Insurance for Your College Kid
When you send your child off to college, you may want to be sure that you’ve figured out their personal insurance. As a parent, you can help your college kid start an independent adult life with the necessary insurances in case of emergency. Our insurance brokers at Gallant Risk & Insurance Services, Inc. have a few recommendations that can help you set your child up just right.
Our experts on insurance at Gallant Risk & Insurance Services, Inc. can help you prepare your child for college by setting up the right insurances. For assistance, contact us at (951) 368-0700 or through our online contact form today.
Make sure your child has health insurance. Currently, all dependents under age 26 who live in the same state as their parents can be included on their parents’ plan. Those who live in a different state can stay on their parents’ plan or apply for their own. Basic health insurance coverage is also provided by many college student health care plans. Help your children take care of their health by making sure they are covered by some form of health insurance plan.
Renters insurance (sometimes called tenants insurance) is also something to consider. Your own insurance policy may provide limited coverage of personal property for your children who are attending school full time. Children may also be covered in case they cause damages to another’s property. However, not every policy is the same. If your college kid changes his or her permanent address, your homeowners insurance will no longer cover them. Additionally, the type of housing your child lives in during college will determine the type of coverage they’ll need.
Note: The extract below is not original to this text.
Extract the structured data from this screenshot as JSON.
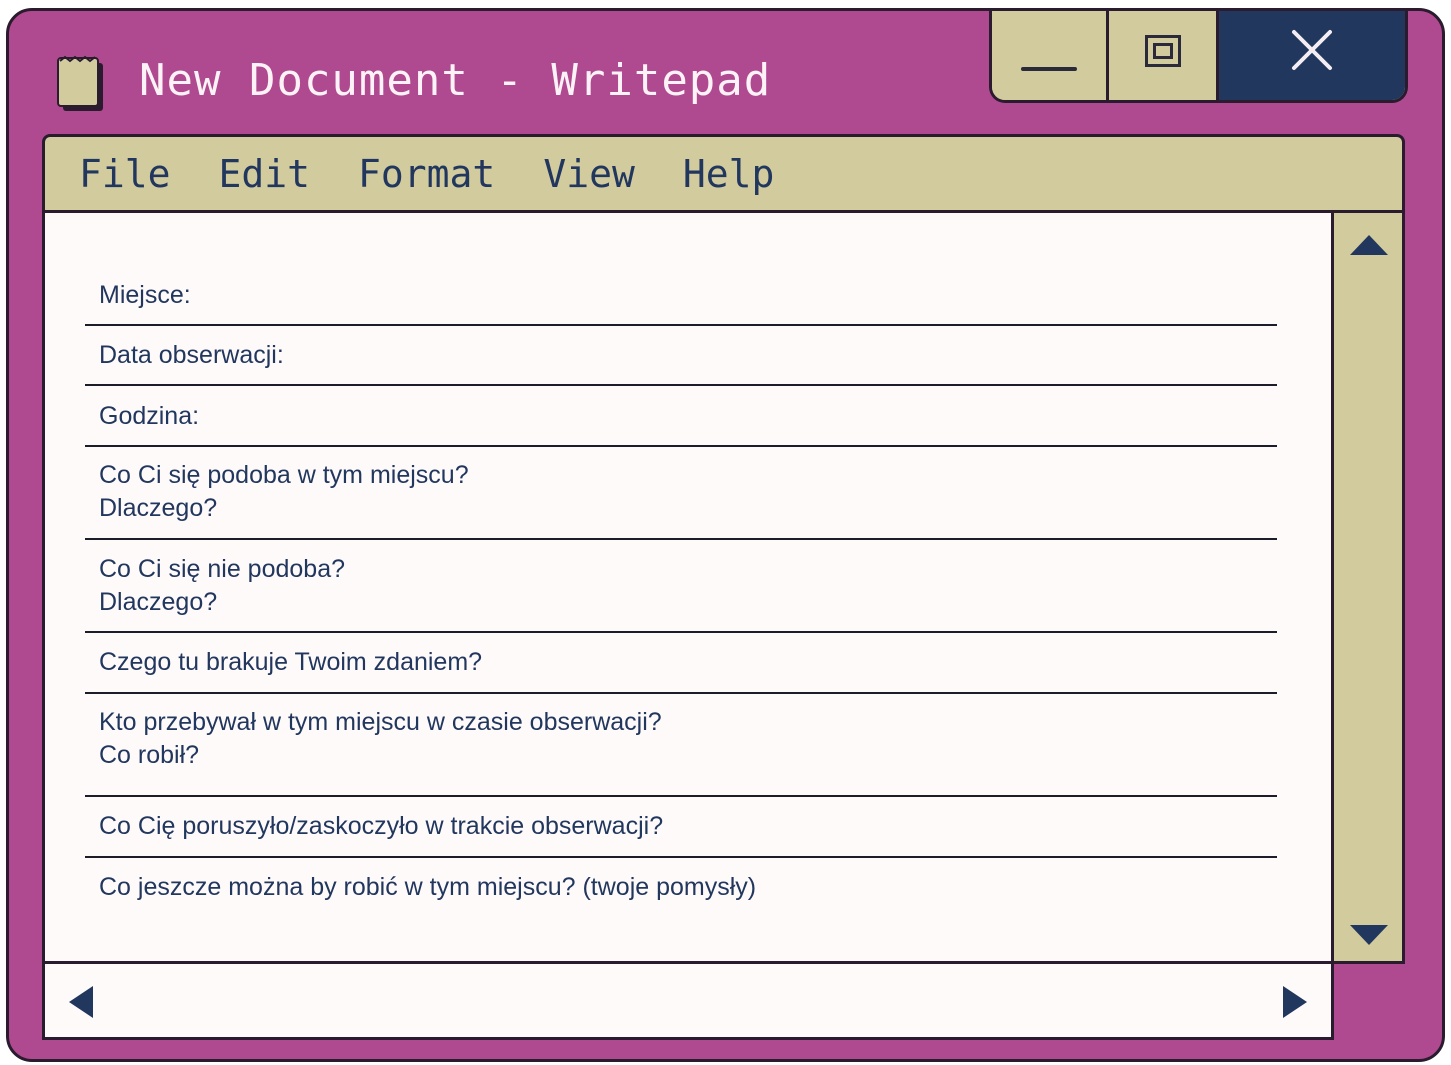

For example, if they live off campus or attend school only part time, they may need renters insurance. Consider getting renters insurance to protect your child’s valuables at school, such as expensive technological devices, jewelry, musical instruments, etc.
By the time your child is headed to college, hopefully they have a few years of driving experience under their belt. However, young drivers are still more likely to get into accidents. Typically, college students should be able to be responsible for their own driving and should have their own auto insurance. If your college-age child does get into an accident and auto insurance rates go up as a result, you shouldn’t have to pay the consequences. It’s also worth exploring whether getting an individual policy in the state where your child is attending school will be less expensive than keeping your child on your plan. If your child drives a clunker, you may be able to drop collision coverage or other bells and whistles because the car can more be easily replaced. Or, if your child doesn’t have a car, lives close to campus and works on campus, auto insurance may not even be necessary.
No parent wants their young adult son or daughter to make mistakes, but if they do, parents can be held liable. Umbrella policies can protect you when claim limits are exhausted on homeowners and auto insurance policies. If someone files a lawsuit against your child, an umbrella policy will help protect your assets. It may mean having a higher premium, but it could ultimately be worth it to be extra cautious rather than risk losing your valuable assets.
This recommendation is for you, not your child. If you have children going to college, especially if you are paying their tuition, make sure you have life insurance for their protection. If anything were to happen to you and your child is just starting their adult life, how will they deal with it? The emotional difficulty will be plenty without having to endure extreme financial hardship as well. Life insurance money could mean all the difference in helping your child get through the trial and make their own way in the world.